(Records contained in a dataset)

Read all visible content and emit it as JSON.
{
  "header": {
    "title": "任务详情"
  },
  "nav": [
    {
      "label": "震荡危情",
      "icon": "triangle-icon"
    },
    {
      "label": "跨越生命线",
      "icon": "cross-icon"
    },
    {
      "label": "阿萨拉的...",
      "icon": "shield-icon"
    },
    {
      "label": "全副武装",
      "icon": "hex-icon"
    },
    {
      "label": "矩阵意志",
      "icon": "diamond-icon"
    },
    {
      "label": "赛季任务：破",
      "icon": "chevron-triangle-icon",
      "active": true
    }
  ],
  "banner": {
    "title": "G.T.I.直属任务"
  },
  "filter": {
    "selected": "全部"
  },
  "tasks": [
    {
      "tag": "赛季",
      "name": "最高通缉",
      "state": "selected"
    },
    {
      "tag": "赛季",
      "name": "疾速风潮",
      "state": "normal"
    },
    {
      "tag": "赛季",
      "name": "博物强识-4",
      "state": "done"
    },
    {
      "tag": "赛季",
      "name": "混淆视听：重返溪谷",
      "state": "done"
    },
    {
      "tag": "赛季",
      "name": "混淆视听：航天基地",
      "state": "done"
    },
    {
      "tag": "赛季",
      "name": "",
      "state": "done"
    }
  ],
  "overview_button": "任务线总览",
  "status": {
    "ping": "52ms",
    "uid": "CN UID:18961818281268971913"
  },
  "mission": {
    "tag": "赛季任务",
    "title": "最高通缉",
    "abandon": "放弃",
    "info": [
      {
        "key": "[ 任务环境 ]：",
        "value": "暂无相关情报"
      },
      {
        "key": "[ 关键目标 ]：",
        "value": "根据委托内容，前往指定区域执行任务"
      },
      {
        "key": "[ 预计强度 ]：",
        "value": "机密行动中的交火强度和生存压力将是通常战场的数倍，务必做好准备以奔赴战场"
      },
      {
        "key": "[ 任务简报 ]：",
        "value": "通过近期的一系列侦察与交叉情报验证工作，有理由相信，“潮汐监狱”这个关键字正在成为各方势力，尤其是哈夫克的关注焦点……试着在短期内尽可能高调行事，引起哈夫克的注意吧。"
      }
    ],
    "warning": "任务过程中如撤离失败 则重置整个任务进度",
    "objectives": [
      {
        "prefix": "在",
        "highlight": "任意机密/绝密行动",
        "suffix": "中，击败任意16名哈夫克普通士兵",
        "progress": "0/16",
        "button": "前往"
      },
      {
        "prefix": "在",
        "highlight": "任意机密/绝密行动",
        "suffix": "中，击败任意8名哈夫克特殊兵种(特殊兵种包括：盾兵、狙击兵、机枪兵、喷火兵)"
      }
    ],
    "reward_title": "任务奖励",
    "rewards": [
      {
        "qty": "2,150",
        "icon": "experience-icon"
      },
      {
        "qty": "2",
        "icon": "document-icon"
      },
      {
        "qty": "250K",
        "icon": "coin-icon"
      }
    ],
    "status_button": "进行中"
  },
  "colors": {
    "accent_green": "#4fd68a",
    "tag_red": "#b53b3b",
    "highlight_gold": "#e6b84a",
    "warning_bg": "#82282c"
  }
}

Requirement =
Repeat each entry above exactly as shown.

Reply =
Read all visible content and emit it as JSON.
{
  "header": {
    "title": "任务详情"
  },
  "nav": [
    {
      "label": "震荡危情",
      "icon": "triangle-icon"
    },
    {
      "label": "跨越生命线",
      "icon": "cross-icon"
    },
    {
      "label": "阿萨拉的...",
      "icon": "shield-icon"
    },
    {
      "label": "全副武装",
      "icon": "hex-icon"
    },
    {
      "label": "矩阵意志",
      "icon": "diamond-icon"
    },
    {
      "label": "赛季任务：破",
      "icon": "chevron-triangle-icon",
      "active": true
    }
  ],
  "banner": {
    "title": "G.T.I.直属任务"
  },
  "filter": {
    "selected": "全部"
  },
  "tasks": [
    {
      "tag": "赛季",
      "name": "最高通缉",
      "state": "selected"
    },
    {
      "tag": "赛季",
      "name": "疾速风潮",
      "state": "normal"
    },
    {
      "tag": "赛季",
      "name": "博物强识-4",
      "state": "done"
    },
    {
      "tag": "赛季",
      "name": "混淆视听：重返溪谷",
      "state": "done"
    },
    {
      "tag": "赛季",
      "name": "混淆视听：航天基地",
      "state": "done"
    },
    {
      "tag": "赛季",
      "name": "",
      "state": "done"
    }
  ],
  "overview_button": "任务线总览",
  "status": {
    "ping": "52ms",
    "uid": "CN UID:18961818281268971913"
  },
  "mission": {
    "tag": "赛季任务",
    "title": "最高通缉",
    "abandon": "放弃",
    "info": [
      {
        "key": "[ 任务环境 ]：",
        "value": "暂无相关情报"
      },
      {
        "key": "[ 关键目标 ]：",
        "value": "根据委托内容，前往指定区域执行任务"
      },
      {
        "key": "[ 预计强度 ]：",
        "value": "机密行动中的交火强度和生存压力将是通常战场的数倍，务必做好准备以奔赴战场"
      },
      {
        "key": "[ 任务简报 ]：",
        "value": "通过近期的一系列侦察与交叉情报验证工作，有理由相信，“潮汐监狱”这个关键字正在成为各方势力，尤其是哈夫克的关注焦点……试着在短期内尽可能高调行事，引起哈夫克的注意吧。"
      }
    ],
    "warning": "任务过程中如撤离失败 则重置整个任务进度",
    "objectives": [
      {
        "prefix": "在",
        "highlight": "任意机密/绝密行动",
        "suffix": "中，击败任意16名哈夫克普通士兵",
        "progress": "0/16",
        "button": "前往"
      },
      {
        "prefix": "在",
        "highlight": "任意机密/绝密行动",
        "suffix": "中，击败任意8名哈夫克特殊兵种(特殊兵种包括：盾兵、狙击兵、机枪兵、喷火兵)"
      }
    ],
    "reward_title": "任务奖励",
    "rewards": [
      {
        "qty": "2,150",
        "icon": "experience-icon"
      },
      {
        "qty": "2",
        "icon": "document-icon"
      },
      {
        "qty": "250K",
        "icon": "coin-icon"
      }
    ],
    "status_button": "进行中"
  },
  "colors": {
    "accent_green": "#4fd68a",
    "tag_red": "#b53b3b",
    "highlight_gold": "#e6b84a",
    "warning_bg": "#82282c"
  }
}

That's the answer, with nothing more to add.